Consumer interest in trip-cancellation coverage spikes after terrorism attacks.
If the recent attacks in Nice, Brussels and Paris have you thinking about travel insurance, you’re not alone.
Industry experts say that consumer interest in terrorism and trip cancellation coverage has spiked after each attack.
“Since Brussels, really, we’ve seen that number growing and growing,” said Rachael Taft, a spokeswoman for Squaremouth.com, a travel insurance comparison site. “So it’s definitely top of mind.”
After the attacks in Paris and Brussels, Squaremouth.com saw more travelers purchasing trip cancellation policies and searching specifically for terrorism coverage, especially for popular European destinations. The company said that the number of customers searching for terrorism coverage increased by an average of 167 percent in the month after each of the attacks. Also in the month after each attack, Squaremouth.com’s trip cancellation sales were 19 percent higher than in the same period the previous year.
Most Read Life Stories
- Sunday Best: Emily Blunt, Iman are among the fashion winners from 2021 Met Gala
- Rant & Rave: Reader gives a lesson on the etiquette of waiting in line at Dick’s
- For a Jewish-style deli with 'big, ridiculous sandwiches' and great Ethiopian and Colombian eats, explore this Seattle neighborhood
- What gravel riding is and why you might want to try this new cycling activity
- 11 things to do in the Seattle area this weekend
Other companies said that they were experiencing a similar trend.
“Unfortunately as a result of activity like this, we do see a slight uptick in people that are interested in travel insurance; it makes them think of risk,” said John Cook, founder of QuoteWright.com, a travel insurance comparison and shopping site. “We just hate to see events like this happen.”
Rates stay the same
Despite increased interest, travelers won’t be facing rate hikes.
“Rates don’t fluctuate due to events,” Taft said. “Travel insurance rates are heavily regulated.”
So are the policies. Cook said that insurance policies will not suddenly change because of attacks. “You’re not going to see changes in policy language next week, or next month, or three months from now,” he said.
Today, many travel insurance policies include coverage for terrorism. Ever since the attacks on the World Trade Center on 9/11, that has been fairly standard, Taft said. Companies such as Squaremouth.com even have tabs on their websites so that travelers can search for policies with coverage for terrorism. At QuoteWright.com, consumers can compare such rates, or call to speak with an insurance agent about which policy may best suit them.
Keep in mind that policies that include terrorism coverage have fine print that experts advise travelers to read carefully.
“Most travel insurance policies cover terrorism in very narrowly defined ways,” Cook said. This is particularly so when it comes to canceling or interrupting a trip already in progress. For example, he said, a policy may say that a terrorist event must have occurred within 30 days before your scheduled departure date. And a policy may exclude coverage for a terrorist attack if one has already occurred in the same place within a certain time period.

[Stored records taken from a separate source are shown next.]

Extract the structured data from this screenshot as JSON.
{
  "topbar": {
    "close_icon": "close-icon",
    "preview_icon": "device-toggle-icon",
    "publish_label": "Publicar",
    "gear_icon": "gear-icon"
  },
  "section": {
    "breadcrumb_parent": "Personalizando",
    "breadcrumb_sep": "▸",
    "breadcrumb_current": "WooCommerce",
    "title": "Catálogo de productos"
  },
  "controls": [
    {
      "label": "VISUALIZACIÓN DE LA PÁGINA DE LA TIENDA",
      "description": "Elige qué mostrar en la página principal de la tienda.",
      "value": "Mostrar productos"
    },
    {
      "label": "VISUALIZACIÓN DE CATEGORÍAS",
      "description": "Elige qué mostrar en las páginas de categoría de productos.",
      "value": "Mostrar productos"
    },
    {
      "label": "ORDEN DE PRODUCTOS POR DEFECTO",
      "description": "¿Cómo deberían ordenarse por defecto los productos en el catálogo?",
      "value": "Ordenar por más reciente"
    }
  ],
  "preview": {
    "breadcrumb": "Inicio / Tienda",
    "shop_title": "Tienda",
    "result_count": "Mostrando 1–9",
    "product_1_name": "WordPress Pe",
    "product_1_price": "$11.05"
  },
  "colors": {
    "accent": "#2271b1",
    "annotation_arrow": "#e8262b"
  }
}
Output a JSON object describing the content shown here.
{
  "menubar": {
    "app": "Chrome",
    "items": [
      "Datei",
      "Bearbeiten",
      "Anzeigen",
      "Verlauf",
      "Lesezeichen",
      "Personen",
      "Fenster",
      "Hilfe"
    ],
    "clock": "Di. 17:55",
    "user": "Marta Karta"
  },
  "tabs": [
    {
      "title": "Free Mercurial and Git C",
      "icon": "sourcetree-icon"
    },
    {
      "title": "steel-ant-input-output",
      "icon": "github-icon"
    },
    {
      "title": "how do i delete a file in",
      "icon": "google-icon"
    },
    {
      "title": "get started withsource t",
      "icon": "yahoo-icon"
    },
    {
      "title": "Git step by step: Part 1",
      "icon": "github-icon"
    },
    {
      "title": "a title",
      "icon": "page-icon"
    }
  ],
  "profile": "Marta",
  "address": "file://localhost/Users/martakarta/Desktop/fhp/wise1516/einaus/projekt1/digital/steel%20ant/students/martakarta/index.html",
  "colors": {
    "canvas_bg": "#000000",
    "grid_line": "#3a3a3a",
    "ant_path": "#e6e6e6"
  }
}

Christina Tunnah, regional manager for the Americas for World Nomads, a travel insurance company, said the two major factors that determine whether you have a claim are when you bought the insurance, and how exactly your travels were affected during a terrorist event. For instance, a road closure in the aftermath of an attack that causes you to miss your flight would likely be covered. (When attacks happen, travel insurance companies often post alerts on their websites to help answer consumer questions.)
That said, policy rules are not necessarily hard and fast. “Always, always call,” Tunnah advises travelers who have purchased insurance and are uncertain whether their trip is covered. In some cases the policy you have may say you’re not covered if you cancel a trip to a place that has just suffered an attack — but the insurer may be flexible. “Traditionally insurance doesn’t cover fear,” Tunnah said, “Yet there are some practicalities that might cause a travel insurance company to make an exception. It’s always very case by case.”
She and others in the travel insurance industry point out that travelers are still more likely to die from a disease or, say, from being hit by lightning, than from a terrorist attack.
“My advice that I’ve told clients is travel on,” Cook said. “If you don’t travel, then you’re actually accomplishing what the terrorists want to do.”